The statue seemed to emerge almost naturally from the stone though again, statue seemed the wrong word, it was so alive. ‘He’s uncovering it,’ said Dame Gertrude marveling. 


After the novitiate had watched him, Sister Constance had said, ‘It’s like us. We come as a rough piece of stone and have to be carved and shaped to have meaning.’

Through Philippa we see the woman God intended her to be emerge and take shape as she takes on different responsibilities and sacrifices her will for God’s will.  But Dame Philippa’s “becoming” is accentuated in the other nuns “becoming.”  Catherine becomes a wise abbess; Dames Veronica, Maura, and Agnes become balanced from their individual irregularities; Sister Cecily and the Japanese postulants become mature nuns.

All these subplots form a wonderful web of interest and overcome the disjointed plot line.  Through the varied subplots Godden creates life at a monastery in a way that one single plot could not accomplish.  It allows the reader to see, that is the primary function of literature, according to Joseph Conrad.  We see the life and complexity at a Benedictine monastery as the characters live their lives before us, spanning some fifteen years, and relating to an outside world that is increasingly secular.  We enter a different world, an unfamiliar world to us, and engage in lives that have fundamentally different objectives and routines and purposes than ours.  For the span of the novel, we live in the rhythm of their lives.
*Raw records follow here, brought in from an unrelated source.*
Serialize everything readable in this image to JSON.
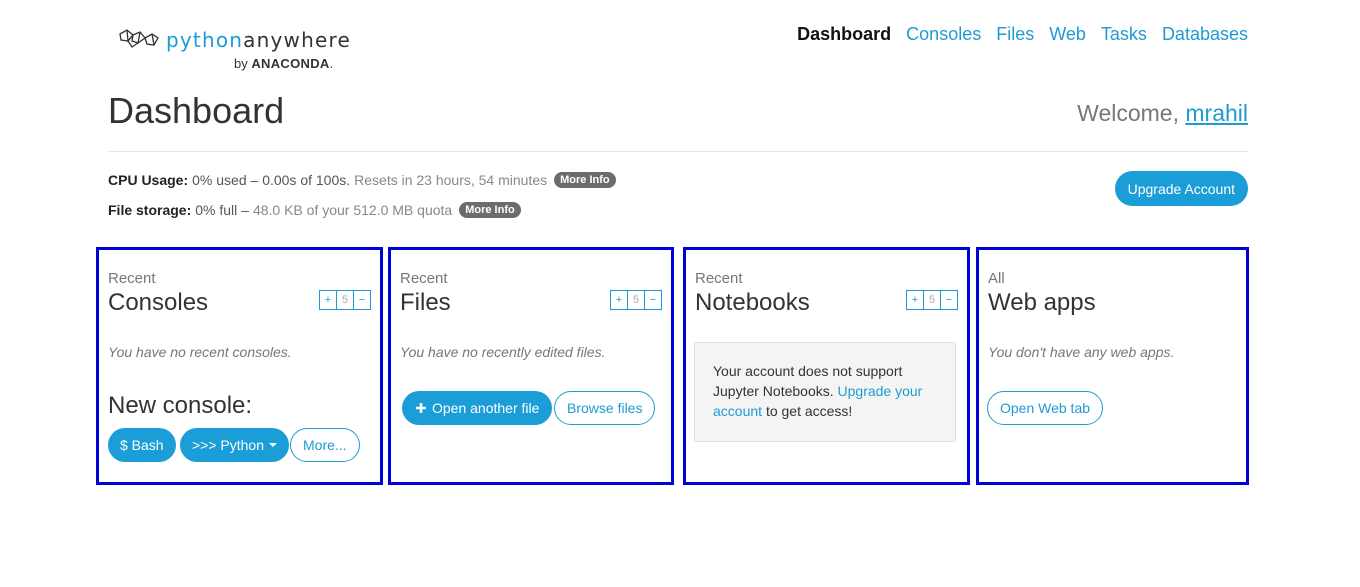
{
  "brand": {
    "word1": "python",
    "word2": "anywhere",
    "by": "by",
    "company": "ANACONDA",
    "company_suffix": "."
  },
  "nav": {
    "items": [
      {
        "label": "Dashboard",
        "active": true
      },
      {
        "label": "Consoles"
      },
      {
        "label": "Files"
      },
      {
        "label": "Web"
      },
      {
        "label": "Tasks"
      },
      {
        "label": "Databases"
      }
    ]
  },
  "page": {
    "title": "Dashboard",
    "welcome_prefix": "Welcome,",
    "username": "mrahil"
  },
  "usage": {
    "cpu_label": "CPU Usage:",
    "cpu_value": "0% used – 0.00s of 100s.",
    "cpu_reset": "Resets in 23 hours, 54 minutes",
    "storage_label": "File storage:",
    "storage_value": "0% full –",
    "storage_detail": "48.0 KB of your 512.0 MB quota",
    "more_info": "More Info"
  },
  "upgrade_label": "Upgrade Account",
  "panels": {
    "consoles": {
      "small": "Recent",
      "big": "Consoles",
      "count": "5",
      "empty": "You have no recent consoles.",
      "new_label": "New console:",
      "bash": "$ Bash",
      "python": ">>> Python",
      "more": "More..."
    },
    "files": {
      "small": "Recent",
      "big": "Files",
      "count": "5",
      "empty": "You have no recently edited files.",
      "open": "Open another file",
      "browse": "Browse files"
    },
    "notebooks": {
      "small": "Recent",
      "big": "Notebooks",
      "count": "5",
      "notice_text": "Your account does not support Jupyter Notebooks.",
      "notice_link": "Upgrade your account",
      "notice_tail": "to get access!"
    },
    "webapps": {
      "small": "All",
      "big": "Web apps",
      "empty": "You don't have any web apps.",
      "open": "Open Web tab"
    }
  },
  "stepper": {
    "plus": "+",
    "minus": "−"
  },
  "colors": {
    "accent": "#1f9bd3",
    "button": "#1b9dd8",
    "panel_border": "#0000d8",
    "pill": "#6c6c6c"
  }
}
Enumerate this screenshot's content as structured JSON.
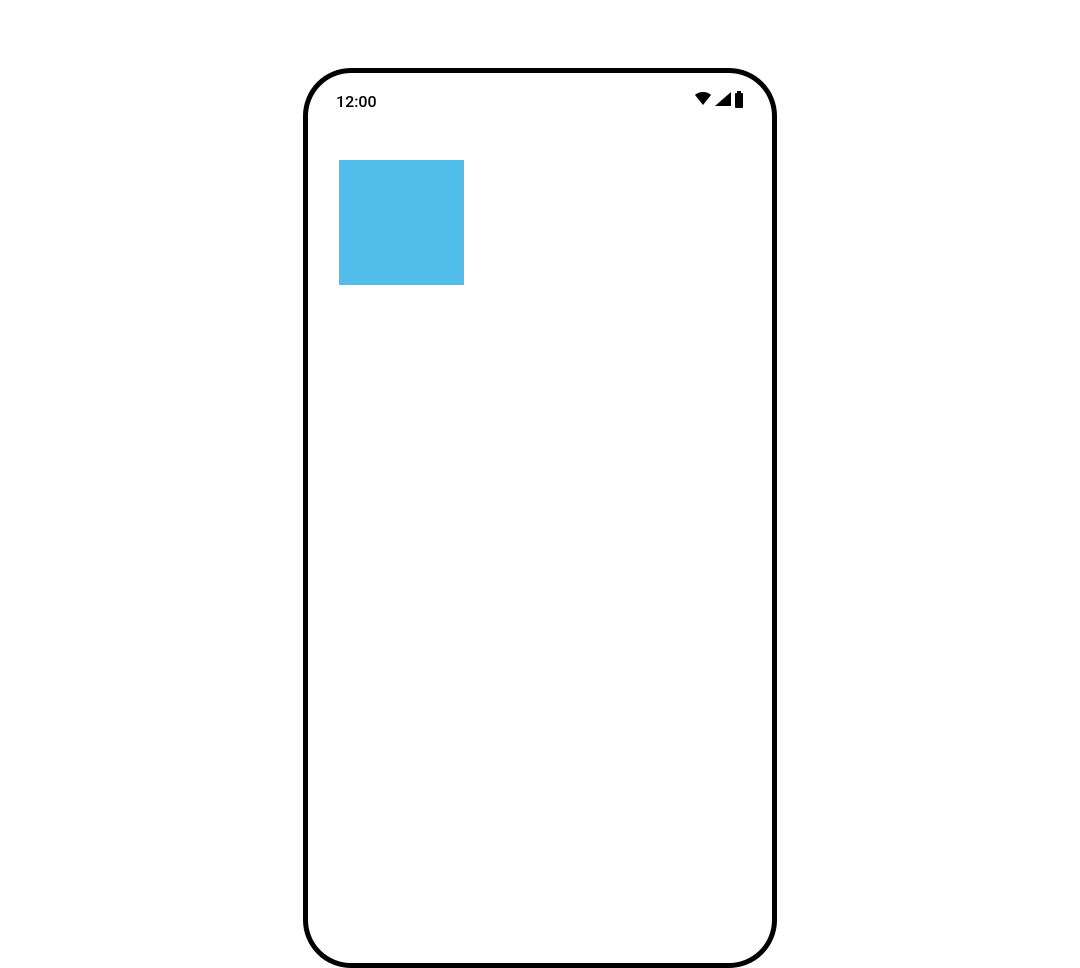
{
  "status_bar": {
    "time": "12:00"
  },
  "colors": {
    "square": "#51bdeb",
    "frame_border": "#000000",
    "touch_highlight": "rgba(255,255,255,0.5)"
  }
}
There was a British TV movie based on the novel.  It took great license with the plot but I think it captured the spirit of the novel.  Here is a sort of extended trailer.